The relationship between carbon prices and emission reductions in 2050 relative to those in 2010, and the net present value (NPV) of mitigation costs expressed as a fraction of the baseline gross domestic product (GDP) for the period of 2021–2050 are shown in Fig. 6. Although carbon prices of each model should not be directly compared because the level of emission reduction in 2050 is different depending on the model, the stringency of the carbon budget has a large impact on the level of the carbon price for all models. In the high budget scenarios, the median carbon price is projected to be 110 US$/t-CO2 by 2050 (full range 65–261 US$/t-CO2) and 141 US$/t-CO2 (full rang: 36–431 US$/t-CO2) in the NPi1600 and NDC1600 scenarios, respectively. Although cumulative mitigation costs (NPV) over the period 2021–2050 are also not directly comparable as the models report different cost indicators, they range from 0.1 to 2.0% of the baseline GDP in the high budget scenarios.
In contrast, to meet the more stringent carbon budget, the low budget scenarios require an additional effort compared with the NDC and the high budget scenarios.
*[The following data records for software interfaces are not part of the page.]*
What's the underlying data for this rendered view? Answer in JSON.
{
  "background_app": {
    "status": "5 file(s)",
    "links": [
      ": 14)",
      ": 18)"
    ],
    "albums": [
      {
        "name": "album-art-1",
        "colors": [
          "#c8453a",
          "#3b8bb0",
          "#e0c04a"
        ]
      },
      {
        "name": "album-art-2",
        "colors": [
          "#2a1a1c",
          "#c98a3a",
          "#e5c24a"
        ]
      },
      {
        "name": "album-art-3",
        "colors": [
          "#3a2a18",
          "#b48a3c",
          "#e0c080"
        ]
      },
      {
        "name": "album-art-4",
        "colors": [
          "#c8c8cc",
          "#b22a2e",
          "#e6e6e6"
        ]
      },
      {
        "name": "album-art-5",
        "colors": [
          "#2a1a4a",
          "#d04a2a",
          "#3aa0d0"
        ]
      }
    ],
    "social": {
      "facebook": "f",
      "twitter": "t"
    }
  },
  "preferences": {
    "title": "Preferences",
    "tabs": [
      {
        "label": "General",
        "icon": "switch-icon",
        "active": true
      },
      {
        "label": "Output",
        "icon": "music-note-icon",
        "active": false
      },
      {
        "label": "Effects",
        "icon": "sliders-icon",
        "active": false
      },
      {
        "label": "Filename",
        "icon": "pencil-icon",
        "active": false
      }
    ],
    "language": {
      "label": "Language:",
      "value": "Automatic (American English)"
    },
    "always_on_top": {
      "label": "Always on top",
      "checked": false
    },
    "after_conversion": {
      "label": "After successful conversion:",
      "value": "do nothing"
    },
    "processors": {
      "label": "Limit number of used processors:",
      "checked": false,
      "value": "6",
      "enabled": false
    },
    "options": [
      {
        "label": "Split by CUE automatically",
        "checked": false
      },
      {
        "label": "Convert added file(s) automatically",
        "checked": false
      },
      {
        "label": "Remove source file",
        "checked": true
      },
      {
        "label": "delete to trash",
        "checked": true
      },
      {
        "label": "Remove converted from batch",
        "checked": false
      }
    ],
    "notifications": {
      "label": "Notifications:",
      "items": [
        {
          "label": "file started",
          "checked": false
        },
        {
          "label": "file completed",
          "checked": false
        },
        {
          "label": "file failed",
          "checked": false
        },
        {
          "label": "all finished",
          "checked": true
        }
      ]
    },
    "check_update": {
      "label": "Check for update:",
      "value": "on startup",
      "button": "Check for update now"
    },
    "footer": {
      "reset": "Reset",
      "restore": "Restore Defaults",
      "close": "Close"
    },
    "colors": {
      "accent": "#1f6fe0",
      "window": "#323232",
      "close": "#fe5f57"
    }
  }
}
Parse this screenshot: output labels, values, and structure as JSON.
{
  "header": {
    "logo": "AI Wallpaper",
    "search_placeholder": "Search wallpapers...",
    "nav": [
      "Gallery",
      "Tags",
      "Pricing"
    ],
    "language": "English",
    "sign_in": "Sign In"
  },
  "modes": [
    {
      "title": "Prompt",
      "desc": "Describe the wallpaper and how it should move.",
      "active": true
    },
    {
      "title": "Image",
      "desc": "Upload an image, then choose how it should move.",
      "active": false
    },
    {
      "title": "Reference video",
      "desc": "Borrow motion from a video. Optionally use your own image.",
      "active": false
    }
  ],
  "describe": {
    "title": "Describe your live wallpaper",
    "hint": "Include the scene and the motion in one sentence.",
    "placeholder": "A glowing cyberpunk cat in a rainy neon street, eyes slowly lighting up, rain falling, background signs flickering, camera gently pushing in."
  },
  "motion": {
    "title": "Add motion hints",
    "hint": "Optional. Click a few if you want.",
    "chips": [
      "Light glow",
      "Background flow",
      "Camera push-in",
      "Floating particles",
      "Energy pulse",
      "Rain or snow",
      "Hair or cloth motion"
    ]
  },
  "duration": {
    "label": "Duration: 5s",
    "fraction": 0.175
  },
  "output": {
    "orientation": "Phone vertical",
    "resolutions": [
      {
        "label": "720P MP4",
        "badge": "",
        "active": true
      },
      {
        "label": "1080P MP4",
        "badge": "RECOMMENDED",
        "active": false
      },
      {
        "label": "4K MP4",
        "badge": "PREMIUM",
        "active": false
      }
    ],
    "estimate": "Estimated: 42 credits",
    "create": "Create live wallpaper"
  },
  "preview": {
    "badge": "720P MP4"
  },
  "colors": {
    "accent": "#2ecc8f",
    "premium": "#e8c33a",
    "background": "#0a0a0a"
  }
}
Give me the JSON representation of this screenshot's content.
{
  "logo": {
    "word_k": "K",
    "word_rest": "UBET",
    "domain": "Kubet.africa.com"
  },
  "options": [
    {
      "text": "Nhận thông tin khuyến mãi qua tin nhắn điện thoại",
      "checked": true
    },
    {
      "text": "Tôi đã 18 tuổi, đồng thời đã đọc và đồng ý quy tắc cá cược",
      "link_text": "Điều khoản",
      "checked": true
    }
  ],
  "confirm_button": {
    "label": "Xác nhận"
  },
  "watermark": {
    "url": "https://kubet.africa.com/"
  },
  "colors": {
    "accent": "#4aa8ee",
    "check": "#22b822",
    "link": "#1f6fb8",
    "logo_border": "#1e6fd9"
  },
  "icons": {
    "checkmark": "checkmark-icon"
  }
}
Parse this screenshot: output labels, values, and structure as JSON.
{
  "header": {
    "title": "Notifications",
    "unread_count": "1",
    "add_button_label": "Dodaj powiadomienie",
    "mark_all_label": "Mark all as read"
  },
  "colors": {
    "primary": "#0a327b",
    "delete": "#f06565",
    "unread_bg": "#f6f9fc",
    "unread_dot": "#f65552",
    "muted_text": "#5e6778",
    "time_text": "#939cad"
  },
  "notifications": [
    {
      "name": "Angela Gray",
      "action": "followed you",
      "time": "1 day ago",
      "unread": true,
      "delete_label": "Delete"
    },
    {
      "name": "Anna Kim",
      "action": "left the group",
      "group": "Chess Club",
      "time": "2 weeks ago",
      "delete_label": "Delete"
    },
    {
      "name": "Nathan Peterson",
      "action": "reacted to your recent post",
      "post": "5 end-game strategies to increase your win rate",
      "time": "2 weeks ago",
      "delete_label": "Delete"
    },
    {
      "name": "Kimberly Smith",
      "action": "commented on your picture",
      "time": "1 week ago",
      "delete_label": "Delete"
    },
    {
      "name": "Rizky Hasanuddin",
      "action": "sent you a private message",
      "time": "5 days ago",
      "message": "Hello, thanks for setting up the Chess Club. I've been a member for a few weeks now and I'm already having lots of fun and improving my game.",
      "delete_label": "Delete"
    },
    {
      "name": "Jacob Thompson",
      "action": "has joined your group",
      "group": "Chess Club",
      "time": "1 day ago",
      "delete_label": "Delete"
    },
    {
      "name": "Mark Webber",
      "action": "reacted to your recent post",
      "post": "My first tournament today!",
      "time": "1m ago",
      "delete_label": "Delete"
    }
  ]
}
The median carbon price in the NDC1000 scenario rises to 497 US$/t-CO2 (full range 133–2093 US$/t-CO2) in 2050, while in the NPi1000 scenario it represents 376 US$/t-CO2 (full range 151–1073 US$/t-CO2). NPV mitigation cost in the low budget scenarios also becomes higher than the high budget scenarios for most models, although the full range is similar with the high budget scenarios (0.1–2.1%).
With regard to carbon price, a large gap is observed, especially among the national and global models(ESM Fig. S10a). One plausible reason for this gap is that the national models result in a deeper emissions reduction in 2050, especially for AIM/Enduse[Japan], and they assume larger economic growth than the global models. In addition, the national model considers regional specific barriers, such as constraints on electricity interconnections across sub-regions in Japan for AIM/Enduse[Japan], which would exacerbate the challenge to integrate variable renewable energies (VREs). It should also be noted that cumulative mitigation costs for some global models, such as DNE21+ (global), IMAGE, and REMIND-MAgPIE, in the NDC scenarios are smaller than those in the NPi scenarios, especially in the low budget scenarios. This is in contrast to the national models and is generally associated with the higher carbon budgets in the NDC scenarios between 2011 and 2050, which are compensated for in the second half of this century in these global models (Fig. 1). Whereas the differences in the carbon budget between the NDC and NPi scenarios are moderate for IMAGE, this model shows a large difference in the annual mitigation costs in 2030 between the NDC1000 and NPi1000 (ESM Fig. S10b), thus the cumulative cost in NPi1000 is still higher compared with the NDC1000.